“I’m here for the living,” she said. She worries she might be off-putting to some families. She’s taller than most of them; she flings sentences so fast they can’t catch them all; she fears she appears “seemingly emotionless.” She often hangs back. “I’m a little hard to take. I’m a stoic. I don’t do tears with the widow. But I’m good in a trench.”
She’s single and works in a flower shop, on her feet all day binding blossoms together for weddings, birthdays, apologies and sad goodbyes. That’s all she’ll say about herself; this is about the soldiers.
She remembers the first one to come to Arlington National Cemetery from the Iraq war. He was Army Captain Russell Rippetoe, 27. He had manned a nighttime checkpoint in western Iraq on August 3, 2003. A car full of civilians approached. A pregnant woman got out and ran toward the soldiers, screaming. Rippetoe stepped toward her, and the car exploded. Rippetoe and two other soldiers were killed.
Holly was to deliver a floral arrangement to the funeral. An Army Ranger called her and asked her to bring along a camera to take a picture of the flowers. That was how it all started.
The mothers got to her. Her own mother had a philosophy about soldiers who die. Their wives go on; their mothers can’t.
Holly stays behind, after the bugle has blown. The mothers know that she’s there.
Most of the families had left by late afternoon. They had talked about getting together again at Easter to take the roses up. Holly saves them each year, sewing them on a blanket that she sometimes brings to Section 60 and lays under a large holly tree.
They all drove away. Holly dropped off leftover oatmeal cookies at the guardhouse at the Tomb of the Unknowns. She twisted the wire stem of a silk rose onto the crypt of her father, a sergeant in counterintelligence during World War II. He was 6-8. She got her height from him.
The day was fading. Her last chore was her strays. These were men and women technically not killed in action in Iraq, and therefore not buried in Section 60.
They are on Holly’s rose list nonetheless.
So down the road at Section 66, she stopped her car at the grave of Taryn Ashley Robinson, 22, daughter of a major general. Her death last year was, in Holly’s words, “the saddest, damnedest thing I’ve ever heard.”
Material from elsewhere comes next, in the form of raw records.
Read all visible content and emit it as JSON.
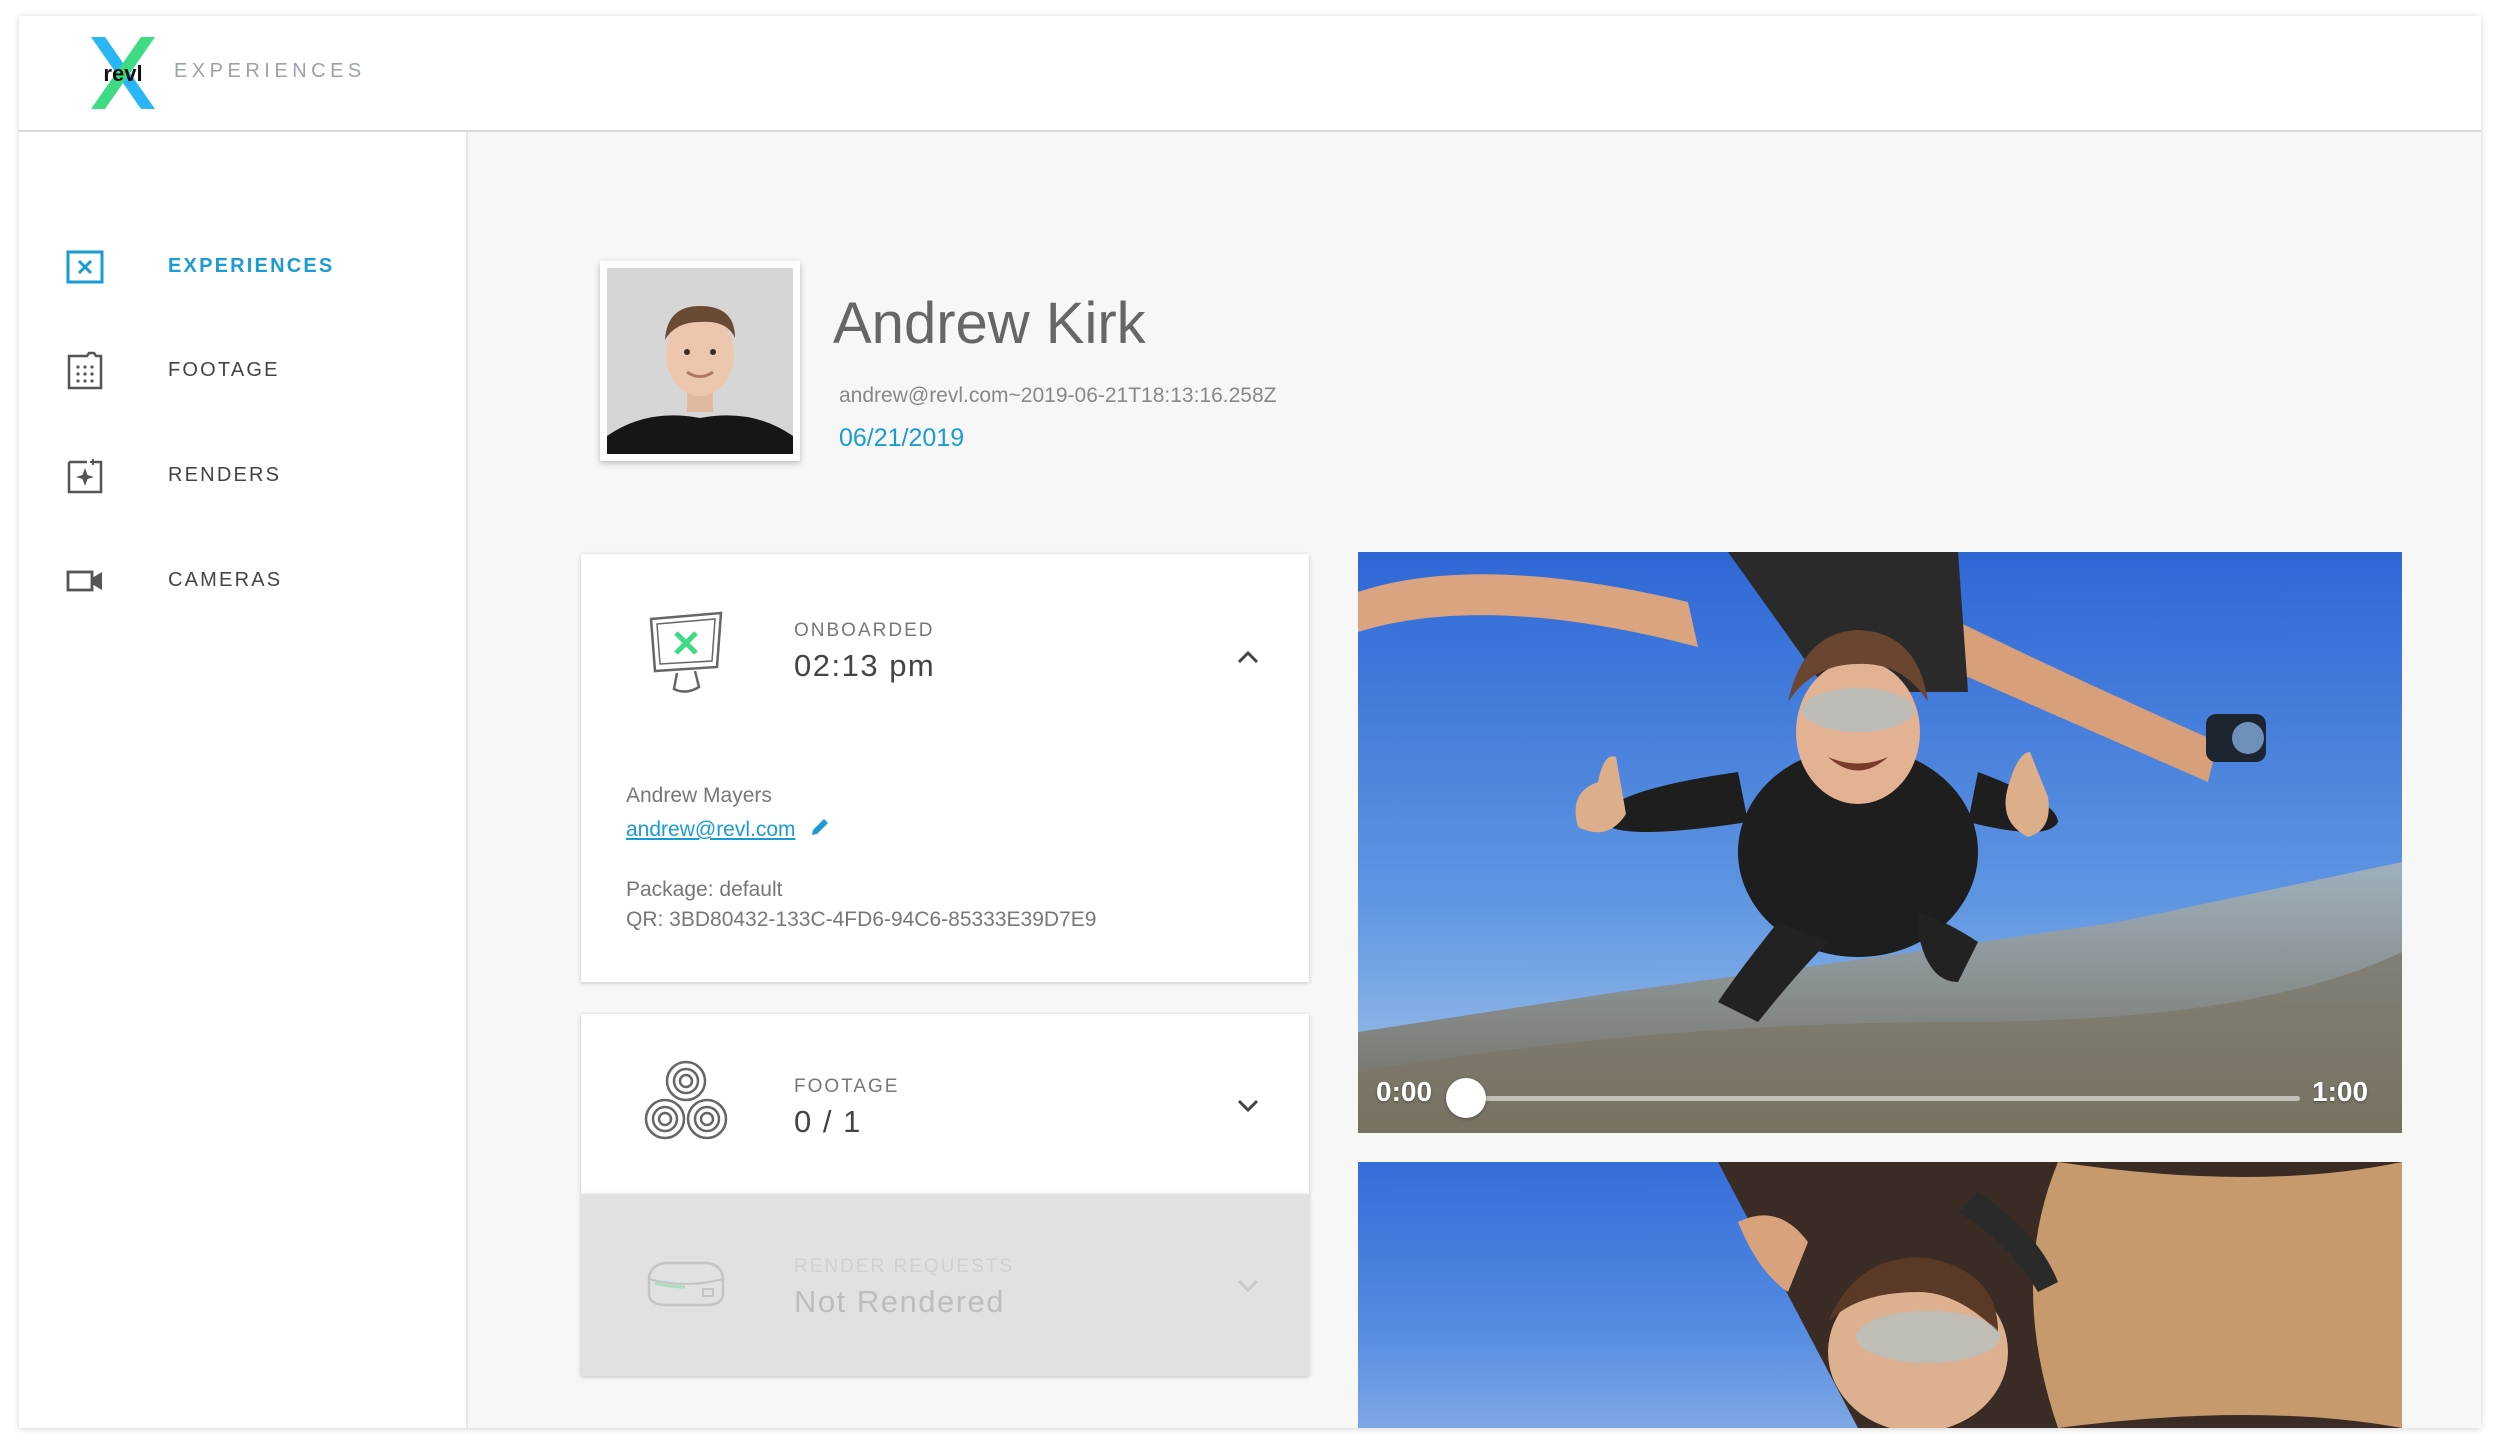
{
  "header": {
    "title": "EXPERIENCES",
    "logo_text": "revl"
  },
  "sidebar": {
    "items": [
      {
        "label": "EXPERIENCES",
        "icon": "experiences-icon",
        "active": true
      },
      {
        "label": "FOOTAGE",
        "icon": "footage-icon",
        "active": false
      },
      {
        "label": "RENDERS",
        "icon": "renders-icon",
        "active": false
      },
      {
        "label": "CAMERAS",
        "icon": "camera-icon",
        "active": false
      }
    ]
  },
  "person": {
    "name": "Andrew Kirk",
    "id": "andrew@revl.com~2019-06-21T18:13:16.258Z",
    "date": "06/21/2019"
  },
  "cards": {
    "onboarded": {
      "label": "ONBOARDED",
      "value": "02:13 pm",
      "contact_name": "Andrew Mayers",
      "email": "andrew@revl.com",
      "package": "Package: default",
      "qr": "QR: 3BD80432-133C-4FD6-94C6-85333E39D7E9"
    },
    "footage": {
      "label": "FOOTAGE",
      "value": "0 / 1"
    },
    "render_requests": {
      "label": "RENDER REQUESTS",
      "value": "Not Rendered"
    }
  },
  "video": {
    "current_time": "0:00",
    "duration": "1:00",
    "progress": 0
  },
  "colors": {
    "accent": "#1a9cd3",
    "logo_green": "#3ddc84",
    "logo_blue": "#29b6f6"
  }
}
She had been an Air Force Academy graduate, a second lieutenant. She had been taking flight lessons in San Antonio, Texas. On Sept. 5, 2005, her small plane struck a giant power line.
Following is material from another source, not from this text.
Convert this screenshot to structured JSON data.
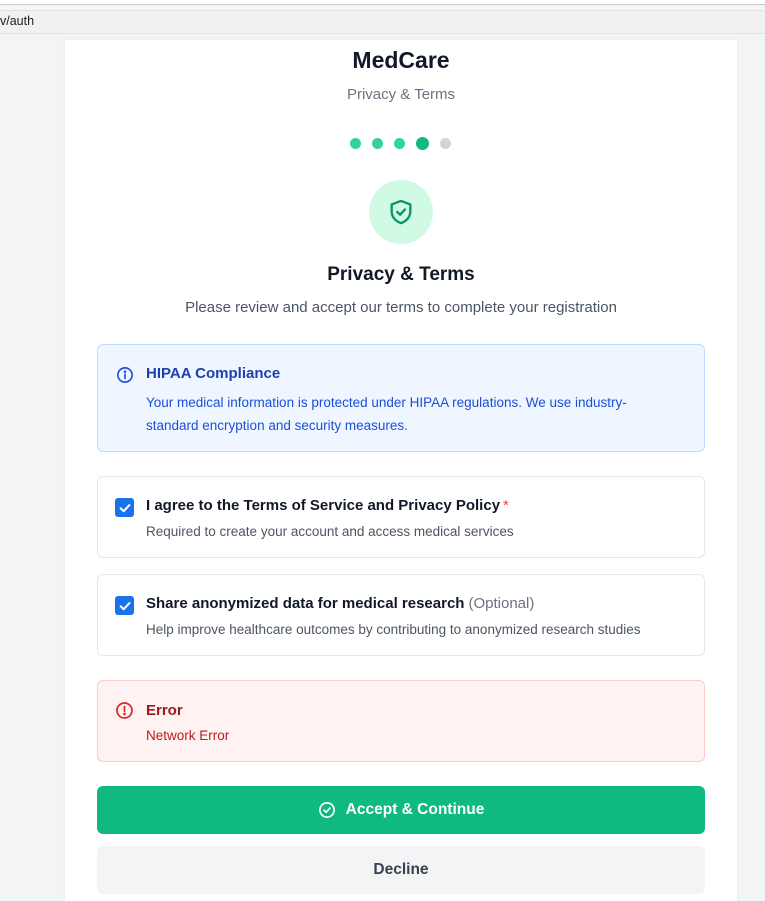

The plane exploded, killing the instructor. She managed to crawl out of the wreckage on fire, her neck broken. A passerby found her, 80 percent of her body burned. She died in a burn unit after four months in an induced coma.
Holly knelt at her grave, punched her screwdriver in the ground, planted the silk rose. She remained kneeling. Her hands were red, windburned.
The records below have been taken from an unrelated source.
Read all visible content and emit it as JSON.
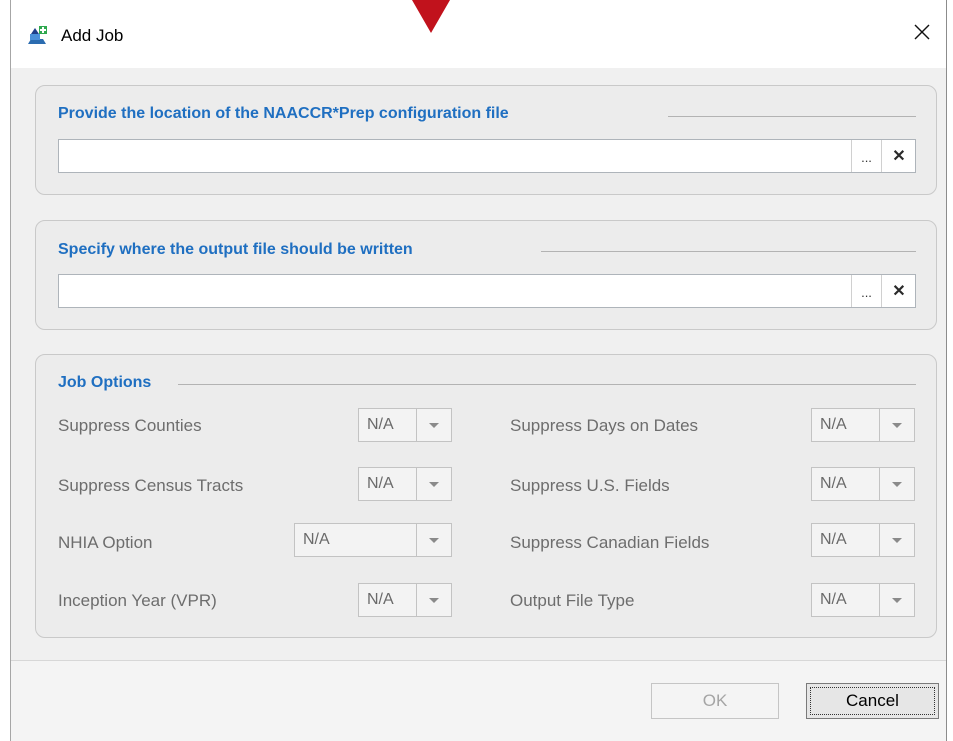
{
  "window": {
    "title": "Add Job",
    "close_symbol": "✕"
  },
  "config_section": {
    "title": "Provide the location of the NAACCR*Prep configuration file",
    "value": "",
    "browse_label": "...",
    "clear_label": "✕"
  },
  "output_section": {
    "title": "Specify where the output file should be written",
    "value": "",
    "browse_label": "...",
    "clear_label": "✕"
  },
  "job_options": {
    "title": "Job Options",
    "options": [
      {
        "label": "Suppress Counties",
        "value": "N/A"
      },
      {
        "label": "Suppress Census Tracts",
        "value": "N/A"
      },
      {
        "label": "NHIA Option",
        "value": "N/A"
      },
      {
        "label": "Inception Year (VPR)",
        "value": "N/A"
      },
      {
        "label": "Suppress Days on Dates",
        "value": "N/A"
      },
      {
        "label": "Suppress U.S. Fields",
        "value": "N/A"
      },
      {
        "label": "Suppress Canadian Fields",
        "value": "N/A"
      },
      {
        "label": "Output File Type",
        "value": "N/A"
      }
    ]
  },
  "footer": {
    "ok_label": "OK",
    "cancel_label": "Cancel"
  },
  "colors": {
    "accent": "#1f6fc1",
    "pointer": "#c1121c"
  }
}
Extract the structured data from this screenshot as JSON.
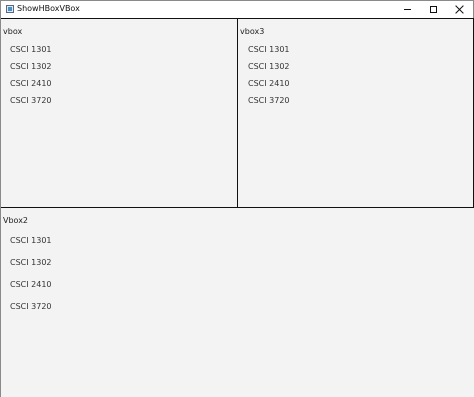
{
  "window": {
    "title": "ShowHBoxVBox",
    "icon": "app-window-icon"
  },
  "vbox": {
    "title": "vbox",
    "items": [
      "CSCI 1301",
      "CSCI 1302",
      "CSCI 2410",
      "CSCI 3720"
    ]
  },
  "vbox3": {
    "title": "vbox3",
    "items": [
      "CSCI 1301",
      "CSCI 1302",
      "CSCI 2410",
      "CSCI 3720"
    ]
  },
  "vbox2": {
    "title": "Vbox2",
    "items": [
      "CSCI 1301",
      "CSCI 1302",
      "CSCI 2410",
      "CSCI 3720"
    ]
  }
}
Taryn really belongs down the road in Section 60, she said.
“For my money, she’s one of them.”
John Barry can be reached at (727) 892-2258 or firstname.lastname@example.org.
A message from Holly.